11. It is very much correct that the church has come to call this "The Second Coming Of Christ." He did indeed come once before. He took on flesh on our behalf and walked the earth. He loved us, suffered for us, was crucified for us, and shed his blood to forgive our sins. He was resurrected for us to be justified, and ascended up to heaven. As the head of the church, in the Holy Spirit, through the word of God, he is with us now and governs over us. As persons who have thus partaken of his pardon, we offer our worship together, and we offer our praise of thanksgiving unto him from our hearts.
12. He is coming. He will come again. "The last hour" is indeed to us "When the Lord comes." Therefore, our facing towards that last hour is not compared to "waiting for the time when a fattened calf just fine for eating," but is compared to "a farmer patiently waiting for the precious fruit of the earth."
13. As we know by experience, faith doesn't necessarily mean exemption from hard work and suffering. Instead, when we seek to walk sincerely by faith with God and also with others, we may just have to undertake some hard work and suffering because of it, and we are not always immediately rewarded for it either. We may never be rewarded for it until we die. Even after we've died, we may not have been given even one word of thanks. However, the scripture tells us to "Persevere." The word for "persevere" is different from the word that is found in chapter one, and is a word with the meaning of "waiting long for [spiritual] air, waiting long in the mind [for strength]." The farmer doesn't pay any mind when his hard work in tilling the earth is not rewarded right away because [he] knows that ultimately the time for yielding results will come. Therefore, [the farmer] waits with a patient mind. Likewise, those who know that the Lord is coming again should pay no mind that a payoff is not immediately present with pain and suffering.
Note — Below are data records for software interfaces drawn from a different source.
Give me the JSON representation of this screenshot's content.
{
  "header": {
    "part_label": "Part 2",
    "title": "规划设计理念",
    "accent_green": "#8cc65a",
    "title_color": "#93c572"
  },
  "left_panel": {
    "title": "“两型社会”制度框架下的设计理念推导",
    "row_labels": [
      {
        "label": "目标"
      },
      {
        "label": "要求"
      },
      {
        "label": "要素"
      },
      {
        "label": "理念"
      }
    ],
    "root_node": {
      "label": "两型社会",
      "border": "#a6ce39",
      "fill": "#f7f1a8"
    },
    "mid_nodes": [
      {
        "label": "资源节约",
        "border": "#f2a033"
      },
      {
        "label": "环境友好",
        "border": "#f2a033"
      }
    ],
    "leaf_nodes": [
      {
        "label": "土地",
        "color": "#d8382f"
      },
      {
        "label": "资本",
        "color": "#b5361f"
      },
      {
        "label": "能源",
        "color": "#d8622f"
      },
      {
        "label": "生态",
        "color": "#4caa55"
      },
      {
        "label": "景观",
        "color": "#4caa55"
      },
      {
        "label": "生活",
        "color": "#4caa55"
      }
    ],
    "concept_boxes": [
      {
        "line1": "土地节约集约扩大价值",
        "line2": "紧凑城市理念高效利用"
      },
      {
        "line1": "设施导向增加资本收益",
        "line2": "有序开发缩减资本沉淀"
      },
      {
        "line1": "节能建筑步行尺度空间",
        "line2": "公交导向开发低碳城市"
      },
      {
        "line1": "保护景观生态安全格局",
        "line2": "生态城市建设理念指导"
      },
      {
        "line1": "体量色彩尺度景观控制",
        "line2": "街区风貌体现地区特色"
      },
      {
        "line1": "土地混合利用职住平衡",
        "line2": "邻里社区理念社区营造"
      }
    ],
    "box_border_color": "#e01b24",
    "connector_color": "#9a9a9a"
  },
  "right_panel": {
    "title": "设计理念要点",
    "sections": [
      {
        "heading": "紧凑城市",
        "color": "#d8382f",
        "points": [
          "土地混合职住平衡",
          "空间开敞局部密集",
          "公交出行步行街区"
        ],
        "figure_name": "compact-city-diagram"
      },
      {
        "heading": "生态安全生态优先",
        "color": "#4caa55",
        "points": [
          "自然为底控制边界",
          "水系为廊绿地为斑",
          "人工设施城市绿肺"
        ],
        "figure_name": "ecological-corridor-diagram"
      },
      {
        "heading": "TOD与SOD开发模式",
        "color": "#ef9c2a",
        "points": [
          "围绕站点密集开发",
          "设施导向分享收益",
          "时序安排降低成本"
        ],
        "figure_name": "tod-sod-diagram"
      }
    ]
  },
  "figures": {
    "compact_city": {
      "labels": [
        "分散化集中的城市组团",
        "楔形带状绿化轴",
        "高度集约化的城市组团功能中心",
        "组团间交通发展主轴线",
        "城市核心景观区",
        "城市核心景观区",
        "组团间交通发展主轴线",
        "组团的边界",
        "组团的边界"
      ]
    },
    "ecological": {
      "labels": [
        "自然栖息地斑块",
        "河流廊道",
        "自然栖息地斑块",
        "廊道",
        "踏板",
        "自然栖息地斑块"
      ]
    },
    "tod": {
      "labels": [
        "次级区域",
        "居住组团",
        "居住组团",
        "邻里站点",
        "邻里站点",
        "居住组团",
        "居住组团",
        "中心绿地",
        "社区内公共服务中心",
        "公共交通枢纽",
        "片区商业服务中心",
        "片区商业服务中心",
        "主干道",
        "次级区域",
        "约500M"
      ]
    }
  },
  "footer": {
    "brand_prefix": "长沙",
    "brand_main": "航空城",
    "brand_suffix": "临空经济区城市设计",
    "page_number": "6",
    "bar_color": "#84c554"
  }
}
14. As James wrote, [the time] "when the Lord comes" may be "imminent." Or, as nearly two thousand years have already elapsed since the time this was written, it may still be into the future. But, that's not what matters most. Either way, our lives are before the Lord. It is as if the Lord is standing at the doorways to the homes we are in. "Persevere until the Lord comes." -- In putting this into a specific practice, we are not to grumble about things to one another, says James. When we complain back and forth, we must imagine in our minds the Lord standing at the doorway. We mustn't forget that even our postures in complaining back and forth is before the Lord.
15. "We think those who have persevered are blessed. You have heard about the perseverance of Job and know what the Lord did for him afterwards; for, he is deep in compassion and full of mercy." (verse eleven). What did the Lord do to Job who had suffered? -- It wasn't just that he restored his prosperity to him. The biggest thing of all is that Job could now finally say "You have heard my cause. But, now I have looked upon you with my own eyes." The time is also soon coming when we too will be able to see face to face the Lord "deep in compassion and full of mercy." When that happens, "As [the Lord] knows clearly, we will know clearly," (First Corinthians 13:12). This is the very thing that is our most important reward above all, which [God] has promised to us.